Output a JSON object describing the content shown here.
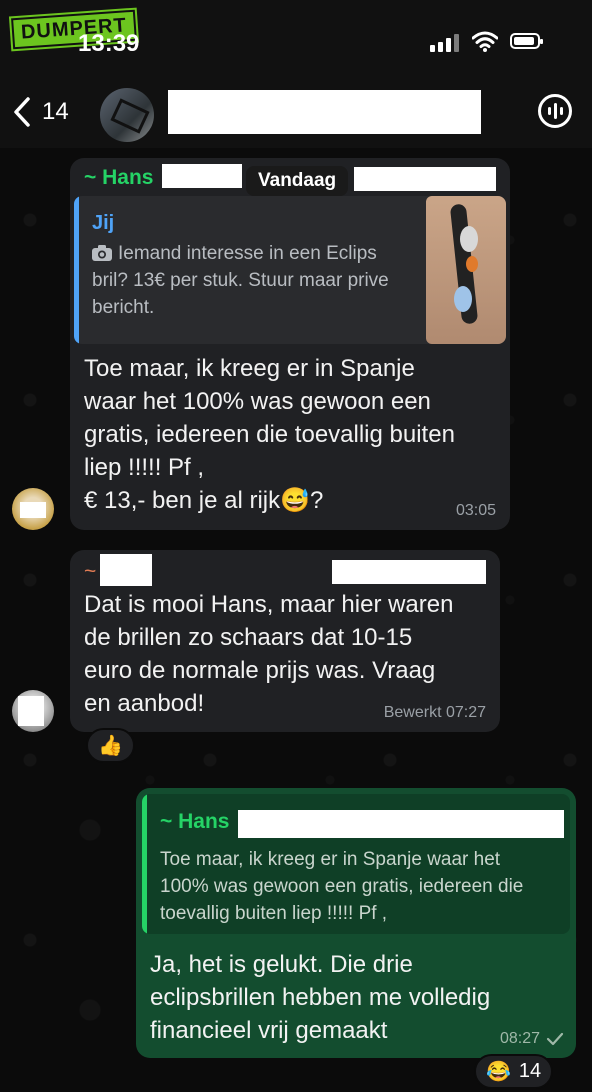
{
  "status_bar": {
    "time": "13:39",
    "watermark": "DUMPERT"
  },
  "header": {
    "back_count": "14"
  },
  "date_separator": "Vandaag",
  "messages": [
    {
      "sender": "~ Hans",
      "quote": {
        "author": "Jij",
        "text": "Iemand interesse in een Eclips bril? 13€ per stuk. Stuur maar prive bericht.",
        "media_icon": "camera-icon"
      },
      "lines": [
        "Toe maar, ik kreeg er in Spanje",
        "waar het 100% was gewoon een",
        "gratis, iedereen die toevallig buiten",
        "liep !!!!! Pf ,",
        "€ 13,-  ben  je al rijk😅?"
      ],
      "time": "03:05"
    },
    {
      "sender": "~",
      "lines": [
        "Dat is mooi Hans, maar hier waren",
        "de brillen zo schaars dat 10-15",
        "euro de normale prijs was. Vraag",
        "en aanbod!"
      ],
      "time": "Bewerkt 07:27",
      "reaction": "👍"
    },
    {
      "quote": {
        "author": "~ Hans",
        "lines": [
          "Toe maar, ik kreeg er in Spanje waar het",
          "100% was gewoon een gratis, iedereen die",
          "toevallig buiten liep !!!!! Pf ,"
        ]
      },
      "lines": [
        "Ja, het is gelukt. Die drie",
        "eclipsbrillen hebben me volledig",
        "financieel vrij gemaakt"
      ],
      "time": "08:27",
      "status": "read",
      "reaction": {
        "emoji": "😂",
        "count": "14"
      }
    }
  ],
  "colors": {
    "sender": "#25d366",
    "quote_author": "#4fa3f7",
    "outgoing": "#134d2f",
    "incoming": "#202124"
  }
}
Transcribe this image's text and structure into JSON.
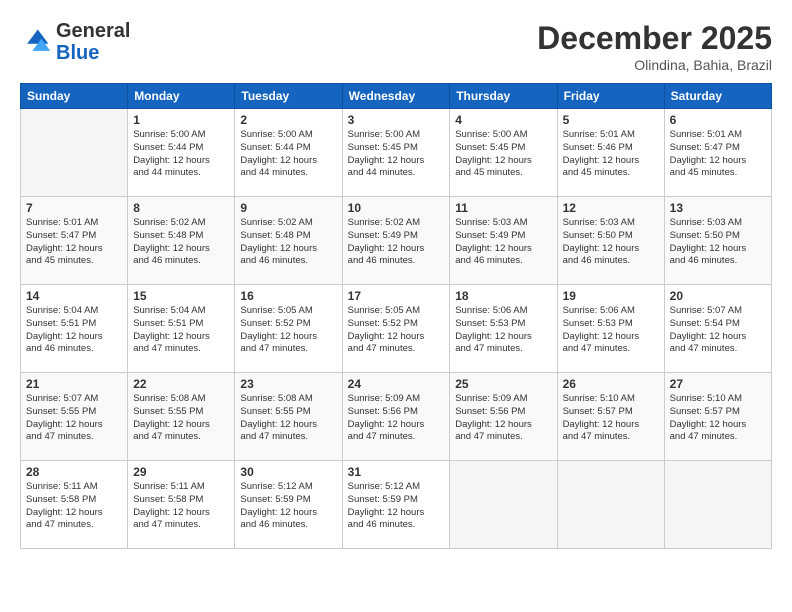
{
  "header": {
    "logo_line1": "General",
    "logo_line2": "Blue",
    "month": "December 2025",
    "location": "Olindina, Bahia, Brazil"
  },
  "weekdays": [
    "Sunday",
    "Monday",
    "Tuesday",
    "Wednesday",
    "Thursday",
    "Friday",
    "Saturday"
  ],
  "weeks": [
    [
      {
        "day": "",
        "info": ""
      },
      {
        "day": "1",
        "info": "Sunrise: 5:00 AM\nSunset: 5:44 PM\nDaylight: 12 hours\nand 44 minutes."
      },
      {
        "day": "2",
        "info": "Sunrise: 5:00 AM\nSunset: 5:44 PM\nDaylight: 12 hours\nand 44 minutes."
      },
      {
        "day": "3",
        "info": "Sunrise: 5:00 AM\nSunset: 5:45 PM\nDaylight: 12 hours\nand 44 minutes."
      },
      {
        "day": "4",
        "info": "Sunrise: 5:00 AM\nSunset: 5:45 PM\nDaylight: 12 hours\nand 45 minutes."
      },
      {
        "day": "5",
        "info": "Sunrise: 5:01 AM\nSunset: 5:46 PM\nDaylight: 12 hours\nand 45 minutes."
      },
      {
        "day": "6",
        "info": "Sunrise: 5:01 AM\nSunset: 5:47 PM\nDaylight: 12 hours\nand 45 minutes."
      }
    ],
    [
      {
        "day": "7",
        "info": "Sunrise: 5:01 AM\nSunset: 5:47 PM\nDaylight: 12 hours\nand 45 minutes."
      },
      {
        "day": "8",
        "info": "Sunrise: 5:02 AM\nSunset: 5:48 PM\nDaylight: 12 hours\nand 46 minutes."
      },
      {
        "day": "9",
        "info": "Sunrise: 5:02 AM\nSunset: 5:48 PM\nDaylight: 12 hours\nand 46 minutes."
      },
      {
        "day": "10",
        "info": "Sunrise: 5:02 AM\nSunset: 5:49 PM\nDaylight: 12 hours\nand 46 minutes."
      },
      {
        "day": "11",
        "info": "Sunrise: 5:03 AM\nSunset: 5:49 PM\nDaylight: 12 hours\nand 46 minutes."
      },
      {
        "day": "12",
        "info": "Sunrise: 5:03 AM\nSunset: 5:50 PM\nDaylight: 12 hours\nand 46 minutes."
      },
      {
        "day": "13",
        "info": "Sunrise: 5:03 AM\nSunset: 5:50 PM\nDaylight: 12 hours\nand 46 minutes."
      }
    ],
    [
      {
        "day": "14",
        "info": "Sunrise: 5:04 AM\nSunset: 5:51 PM\nDaylight: 12 hours\nand 46 minutes."
      },
      {
        "day": "15",
        "info": "Sunrise: 5:04 AM\nSunset: 5:51 PM\nDaylight: 12 hours\nand 47 minutes."
      },
      {
        "day": "16",
        "info": "Sunrise: 5:05 AM\nSunset: 5:52 PM\nDaylight: 12 hours\nand 47 minutes."
      },
      {
        "day": "17",
        "info": "Sunrise: 5:05 AM\nSunset: 5:52 PM\nDaylight: 12 hours\nand 47 minutes."
      },
      {
        "day": "18",
        "info": "Sunrise: 5:06 AM\nSunset: 5:53 PM\nDaylight: 12 hours\nand 47 minutes."
      },
      {
        "day": "19",
        "info": "Sunrise: 5:06 AM\nSunset: 5:53 PM\nDaylight: 12 hours\nand 47 minutes."
      },
      {
        "day": "20",
        "info": "Sunrise: 5:07 AM\nSunset: 5:54 PM\nDaylight: 12 hours\nand 47 minutes."
      }
    ],
    [
      {
        "day": "21",
        "info": "Sunrise: 5:07 AM\nSunset: 5:55 PM\nDaylight: 12 hours\nand 47 minutes."
      },
      {
        "day": "22",
        "info": "Sunrise: 5:08 AM\nSunset: 5:55 PM\nDaylight: 12 hours\nand 47 minutes."
      },
      {
        "day": "23",
        "info": "Sunrise: 5:08 AM\nSunset: 5:55 PM\nDaylight: 12 hours\nand 47 minutes."
      },
      {
        "day": "24",
        "info": "Sunrise: 5:09 AM\nSunset: 5:56 PM\nDaylight: 12 hours\nand 47 minutes."
      },
      {
        "day": "25",
        "info": "Sunrise: 5:09 AM\nSunset: 5:56 PM\nDaylight: 12 hours\nand 47 minutes."
      },
      {
        "day": "26",
        "info": "Sunrise: 5:10 AM\nSunset: 5:57 PM\nDaylight: 12 hours\nand 47 minutes."
      },
      {
        "day": "27",
        "info": "Sunrise: 5:10 AM\nSunset: 5:57 PM\nDaylight: 12 hours\nand 47 minutes."
      }
    ],
    [
      {
        "day": "28",
        "info": "Sunrise: 5:11 AM\nSunset: 5:58 PM\nDaylight: 12 hours\nand 47 minutes."
      },
      {
        "day": "29",
        "info": "Sunrise: 5:11 AM\nSunset: 5:58 PM\nDaylight: 12 hours\nand 47 minutes."
      },
      {
        "day": "30",
        "info": "Sunrise: 5:12 AM\nSunset: 5:59 PM\nDaylight: 12 hours\nand 46 minutes."
      },
      {
        "day": "31",
        "info": "Sunrise: 5:12 AM\nSunset: 5:59 PM\nDaylight: 12 hours\nand 46 minutes."
      },
      {
        "day": "",
        "info": ""
      },
      {
        "day": "",
        "info": ""
      },
      {
        "day": "",
        "info": ""
      }
    ]
  ]
}
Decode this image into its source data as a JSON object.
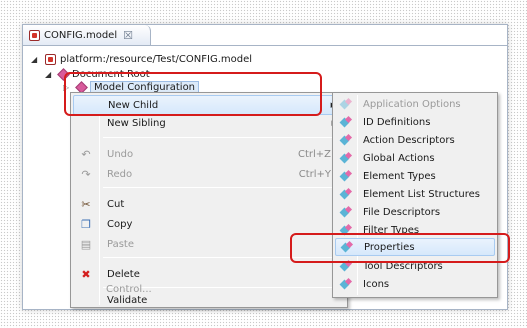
{
  "editor_tab": {
    "title": "CONFIG.model",
    "close": "☒"
  },
  "tree": {
    "resource_path": "platform:/resource/Test/CONFIG.model",
    "document_root": "Document Root",
    "model_configuration": "Model Configuration"
  },
  "context_menu": {
    "items": [
      {
        "label": "New Child",
        "has_submenu": true
      },
      {
        "label": "New Sibling",
        "has_submenu": true
      },
      {
        "label": "Undo",
        "shortcut": "Ctrl+Z"
      },
      {
        "label": "Redo",
        "shortcut": "Ctrl+Y"
      },
      {
        "label": "Cut"
      },
      {
        "label": "Copy"
      },
      {
        "label": "Paste"
      },
      {
        "label": "Delete"
      },
      {
        "label": "Validate"
      },
      {
        "label": "Control..."
      }
    ]
  },
  "submenu": {
    "items": [
      "Application Options",
      "ID Definitions",
      "Action Descriptors",
      "Global Actions",
      "Element Types",
      "Element List Structures",
      "File Descriptors",
      "Filter Types",
      "Properties",
      "Tool Descriptors",
      "Icons"
    ]
  },
  "colors": {
    "highlight_red": "#d51b1b",
    "menu_bg": "#f0f0f0",
    "selection_blue": "#d6e8fb"
  }
}
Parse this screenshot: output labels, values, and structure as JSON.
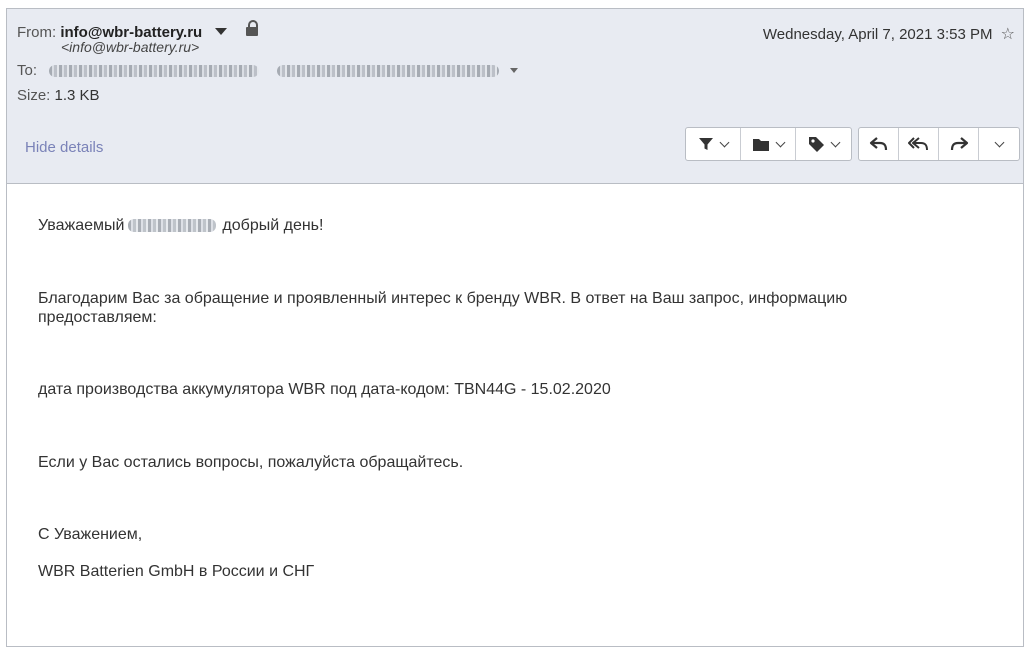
{
  "header": {
    "from_label": "From:",
    "sender": "info@wbr-battery.ru",
    "sender_address": "<info@wbr-battery.ru>",
    "to_label": "To:",
    "size_label": "Size:",
    "size_value": "1.3 KB",
    "date": "Wednesday, April 7, 2021 3:53 PM",
    "hide_details": "Hide details"
  },
  "toolbar": {
    "icons": [
      "filter-icon",
      "folder-icon",
      "tag-icon",
      "reply-icon",
      "reply-all-icon",
      "forward-icon",
      "more-chevron-icon"
    ]
  },
  "message": {
    "greeting_before": "Уважаемый",
    "greeting_after": "добрый день!",
    "thanks": "Благодарим Вас за обращение и проявленный интерес к бренду WBR. В ответ на Ваш запрос, информацию предоставляем:",
    "production_date": "дата производства аккумулятора WBR под дата-кодом: TBN44G - 15.02.2020",
    "questions": "Если у Вас остались вопросы, пожалуйста обращайтесь.",
    "regards": "С Уважением,",
    "company": "WBR Batterien GmbH в России и СНГ"
  },
  "colors": {
    "header_bg": "#e8ebf2",
    "link": "#7a82b8",
    "border": "#b9bdc4"
  }
}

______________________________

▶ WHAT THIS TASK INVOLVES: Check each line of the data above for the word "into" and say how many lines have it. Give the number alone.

▶ EXERCISE RESULT: 2